“Following the 20th anniversary of the 9/11 attacks and the United States’ withdrawal from Afghanistan, your Administration has an opportunity to end this pattern and develop a rights-based counterterrorism strategy that emphasizes the rule of law, with sufficient controls and limitations on the use of targeted strikes; leads with diplomacy, peacebuilding, and human rights; prioritizes the protection of civilians; and only uses lethal force when it is lawful and as a last resort.

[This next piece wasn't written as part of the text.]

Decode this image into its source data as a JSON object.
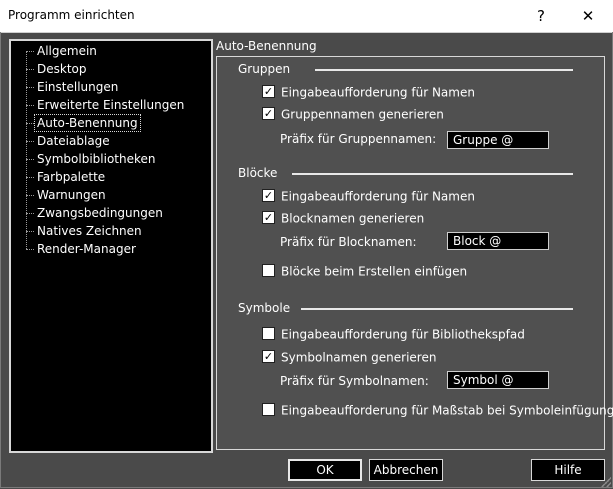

On the other hand, the continuation of status quo policies that have flouted Executive and Congressional oversight and resulted in devastatingly high numbers of civilian casualties would run contrary to the Biden Administration’s commitments to end our forever wars, and promote human rights and our core democratic values.”
In the U.S. Senate, the letter was signed by Richard Blumenthal (D-Conn.), Elizabeth Warren (D-Mass.), Chris Murphy (D-Conn.), Patrick Leahy (D-Vt.), Chris Van Hollen (D-Md.), Edward J. Markey (D-Mass.), Ben Cardin (D-Md.), Brian Schatz (D-Hawaii), Jeffrey A. Merkley (D-Ore.), Bernie Sanders (I-Vt.), and Dick Durbin (D-Ill.). In the U.S. House of Representatives, cosigners include Representatives Ro Khanna (D-Calif.), Sara Jacobs (D-Calif.), Raúl Grijalva (D-Ariz.), Barbara Lee (D-Calif.), Eleanor Holmes Norton (D-D.C.), Hank Johnson (D-Ga.), Andy Levin (D-Mich.), Gerry Connolly (D-Va.), Alexandria Ocasio-Cortez (D-N.Y.), Ilhan Omar (D-Minn.), Jim McGovern (D-Mass.), Peter DeFazio (D-Ore.), Judy Chu (D-Calif.), Katie Porter (C-Calif.), Chuy Garcia (D-Ill.), Jan Schakowsky (D-Ill.), Mark Pocan (D-Wisc.), Ted Lieu (D-Calif.), Betty McCollum (D-Minn.), Peter Welch (D-Vt.), Earl Blumenauer (D-Ore.), Bobby L. Rush (D-Ill.), Veronica Escobar (D-Texas), and Cori Bush (D-MO), Rashida Tlaib (D-Mich.), Susan Wild (D-Penn.), Pramila Jayapal (D-Wash.), Ayanna Pressley (D-Mass.), Marie Newman (D-Ill.), Karen Bass (D-Cali.), Nydia Velázquez (D-N.Y.), Don Beyer (D-Va.), Joe Courtney (D-Conn.), Jahana Hayes (D-Conn.), John Larson (D-Conn.), and Danny Davis (D-Ill.), Jamaal Bowman (D-N.Y.), and Jamie Raskin (D-Mary.).